TO DO: Among the lines of the material, copy those that hold the string "Elliptic".

########

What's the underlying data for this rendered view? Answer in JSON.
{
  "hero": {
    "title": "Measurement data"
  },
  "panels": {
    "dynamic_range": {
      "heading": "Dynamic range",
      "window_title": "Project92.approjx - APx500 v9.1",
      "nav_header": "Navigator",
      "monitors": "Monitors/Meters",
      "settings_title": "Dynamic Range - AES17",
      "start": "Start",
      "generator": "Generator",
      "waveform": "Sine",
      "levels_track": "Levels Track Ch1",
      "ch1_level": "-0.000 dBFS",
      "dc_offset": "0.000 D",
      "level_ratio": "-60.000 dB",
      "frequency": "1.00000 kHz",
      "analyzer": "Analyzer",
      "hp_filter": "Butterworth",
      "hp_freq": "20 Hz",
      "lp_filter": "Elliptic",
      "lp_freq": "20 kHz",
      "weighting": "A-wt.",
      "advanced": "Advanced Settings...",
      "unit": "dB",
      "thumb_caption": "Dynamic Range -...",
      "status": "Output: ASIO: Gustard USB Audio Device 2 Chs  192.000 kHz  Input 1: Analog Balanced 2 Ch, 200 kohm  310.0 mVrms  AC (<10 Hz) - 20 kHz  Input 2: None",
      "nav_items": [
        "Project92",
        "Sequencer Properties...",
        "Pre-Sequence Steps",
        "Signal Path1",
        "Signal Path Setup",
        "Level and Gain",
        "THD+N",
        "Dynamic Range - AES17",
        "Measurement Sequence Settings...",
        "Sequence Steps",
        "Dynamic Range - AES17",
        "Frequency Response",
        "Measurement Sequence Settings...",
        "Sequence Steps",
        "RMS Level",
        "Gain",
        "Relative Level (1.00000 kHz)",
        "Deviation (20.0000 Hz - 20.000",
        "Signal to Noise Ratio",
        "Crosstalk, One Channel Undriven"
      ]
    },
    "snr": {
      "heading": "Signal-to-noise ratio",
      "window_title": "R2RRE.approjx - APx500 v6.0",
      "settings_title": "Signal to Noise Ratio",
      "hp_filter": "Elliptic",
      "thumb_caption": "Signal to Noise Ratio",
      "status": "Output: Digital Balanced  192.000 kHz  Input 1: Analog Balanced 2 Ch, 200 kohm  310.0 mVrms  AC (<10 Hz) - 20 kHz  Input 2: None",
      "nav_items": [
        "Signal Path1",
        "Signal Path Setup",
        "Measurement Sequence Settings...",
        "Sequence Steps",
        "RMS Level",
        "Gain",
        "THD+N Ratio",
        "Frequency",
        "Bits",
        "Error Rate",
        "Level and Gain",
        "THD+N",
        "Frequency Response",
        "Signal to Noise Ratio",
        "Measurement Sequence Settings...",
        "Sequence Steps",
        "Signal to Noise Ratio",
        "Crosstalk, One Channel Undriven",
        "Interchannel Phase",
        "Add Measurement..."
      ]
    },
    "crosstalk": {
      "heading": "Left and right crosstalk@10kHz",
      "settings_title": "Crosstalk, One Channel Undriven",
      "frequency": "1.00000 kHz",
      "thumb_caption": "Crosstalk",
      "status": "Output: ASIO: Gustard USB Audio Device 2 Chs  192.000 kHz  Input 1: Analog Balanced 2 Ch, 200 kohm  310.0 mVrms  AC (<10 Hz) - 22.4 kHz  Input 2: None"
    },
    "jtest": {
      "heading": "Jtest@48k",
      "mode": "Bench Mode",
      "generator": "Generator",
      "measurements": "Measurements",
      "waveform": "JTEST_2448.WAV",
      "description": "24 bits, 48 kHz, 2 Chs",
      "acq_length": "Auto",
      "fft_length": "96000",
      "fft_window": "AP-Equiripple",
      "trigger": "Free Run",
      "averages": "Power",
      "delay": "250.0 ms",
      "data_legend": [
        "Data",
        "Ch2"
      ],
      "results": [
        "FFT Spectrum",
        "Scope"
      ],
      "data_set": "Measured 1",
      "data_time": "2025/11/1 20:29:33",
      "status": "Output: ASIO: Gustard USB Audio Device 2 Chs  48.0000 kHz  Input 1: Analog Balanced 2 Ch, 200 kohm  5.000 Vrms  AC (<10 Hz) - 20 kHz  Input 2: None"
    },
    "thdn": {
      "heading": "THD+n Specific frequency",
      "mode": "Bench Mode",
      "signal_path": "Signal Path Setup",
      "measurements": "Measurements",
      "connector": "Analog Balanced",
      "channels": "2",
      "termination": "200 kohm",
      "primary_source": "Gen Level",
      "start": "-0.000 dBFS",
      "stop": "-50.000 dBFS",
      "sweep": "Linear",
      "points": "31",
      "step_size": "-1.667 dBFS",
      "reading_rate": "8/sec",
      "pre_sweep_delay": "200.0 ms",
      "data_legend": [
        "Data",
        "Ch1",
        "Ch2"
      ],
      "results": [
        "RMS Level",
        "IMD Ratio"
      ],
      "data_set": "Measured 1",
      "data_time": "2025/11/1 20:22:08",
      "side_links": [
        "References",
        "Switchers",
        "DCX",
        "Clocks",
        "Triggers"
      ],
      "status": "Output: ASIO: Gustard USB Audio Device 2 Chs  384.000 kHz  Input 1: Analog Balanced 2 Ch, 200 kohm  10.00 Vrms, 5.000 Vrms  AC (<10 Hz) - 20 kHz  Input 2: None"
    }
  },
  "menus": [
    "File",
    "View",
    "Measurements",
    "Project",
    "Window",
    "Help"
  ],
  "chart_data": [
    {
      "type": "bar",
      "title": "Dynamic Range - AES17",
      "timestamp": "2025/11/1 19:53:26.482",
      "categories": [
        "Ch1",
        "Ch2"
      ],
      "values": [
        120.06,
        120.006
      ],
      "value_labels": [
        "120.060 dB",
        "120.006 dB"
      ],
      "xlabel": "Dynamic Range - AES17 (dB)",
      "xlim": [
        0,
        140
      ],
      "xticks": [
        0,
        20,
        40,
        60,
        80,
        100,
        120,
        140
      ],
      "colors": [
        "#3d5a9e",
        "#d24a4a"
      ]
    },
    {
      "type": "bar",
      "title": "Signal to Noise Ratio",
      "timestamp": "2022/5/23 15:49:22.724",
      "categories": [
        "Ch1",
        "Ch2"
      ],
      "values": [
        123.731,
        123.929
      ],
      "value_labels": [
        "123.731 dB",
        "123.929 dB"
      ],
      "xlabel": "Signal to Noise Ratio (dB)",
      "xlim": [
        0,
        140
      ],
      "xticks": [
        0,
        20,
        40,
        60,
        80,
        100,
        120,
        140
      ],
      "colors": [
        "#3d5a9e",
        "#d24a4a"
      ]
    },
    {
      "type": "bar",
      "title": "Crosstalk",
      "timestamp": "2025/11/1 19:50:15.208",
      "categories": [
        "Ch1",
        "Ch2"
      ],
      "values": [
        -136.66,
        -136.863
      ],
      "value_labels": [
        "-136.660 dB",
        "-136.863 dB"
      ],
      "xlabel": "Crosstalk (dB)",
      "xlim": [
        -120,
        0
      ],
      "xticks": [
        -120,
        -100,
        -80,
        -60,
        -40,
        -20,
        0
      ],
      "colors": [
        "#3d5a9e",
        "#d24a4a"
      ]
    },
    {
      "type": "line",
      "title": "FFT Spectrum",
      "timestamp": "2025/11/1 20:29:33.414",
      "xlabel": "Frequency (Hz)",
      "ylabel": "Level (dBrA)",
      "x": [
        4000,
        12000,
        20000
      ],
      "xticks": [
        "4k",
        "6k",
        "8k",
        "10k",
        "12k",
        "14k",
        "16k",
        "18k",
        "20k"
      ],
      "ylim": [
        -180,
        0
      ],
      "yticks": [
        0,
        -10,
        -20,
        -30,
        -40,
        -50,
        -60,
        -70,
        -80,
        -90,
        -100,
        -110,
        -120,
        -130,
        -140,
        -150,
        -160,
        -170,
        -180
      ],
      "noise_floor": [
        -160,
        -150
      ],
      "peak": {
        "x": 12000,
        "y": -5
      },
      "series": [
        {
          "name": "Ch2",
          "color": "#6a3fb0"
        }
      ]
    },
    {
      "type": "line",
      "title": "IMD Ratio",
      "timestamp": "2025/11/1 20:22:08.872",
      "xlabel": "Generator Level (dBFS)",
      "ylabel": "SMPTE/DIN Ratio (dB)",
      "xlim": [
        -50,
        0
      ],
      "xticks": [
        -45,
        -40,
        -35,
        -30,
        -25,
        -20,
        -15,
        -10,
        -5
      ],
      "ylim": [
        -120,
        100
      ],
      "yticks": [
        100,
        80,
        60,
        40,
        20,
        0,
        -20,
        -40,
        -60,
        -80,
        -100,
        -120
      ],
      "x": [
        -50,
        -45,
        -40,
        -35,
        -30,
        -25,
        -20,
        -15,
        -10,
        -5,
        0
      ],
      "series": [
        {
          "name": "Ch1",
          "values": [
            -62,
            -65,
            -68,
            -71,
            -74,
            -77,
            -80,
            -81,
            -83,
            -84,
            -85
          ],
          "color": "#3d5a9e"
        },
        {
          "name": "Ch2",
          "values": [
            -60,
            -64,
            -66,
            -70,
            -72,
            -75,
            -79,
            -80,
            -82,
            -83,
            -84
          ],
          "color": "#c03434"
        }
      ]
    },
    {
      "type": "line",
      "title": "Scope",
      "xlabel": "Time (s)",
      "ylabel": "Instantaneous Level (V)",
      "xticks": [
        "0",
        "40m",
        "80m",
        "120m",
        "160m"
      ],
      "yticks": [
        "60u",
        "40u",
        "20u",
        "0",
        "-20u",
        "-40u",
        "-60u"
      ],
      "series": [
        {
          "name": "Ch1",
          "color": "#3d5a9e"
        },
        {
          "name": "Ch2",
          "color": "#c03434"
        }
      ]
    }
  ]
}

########

PROBLEM SOLUTION:
      "lp_filter": "Elliptic",
      "hp_filter": "Elliptic",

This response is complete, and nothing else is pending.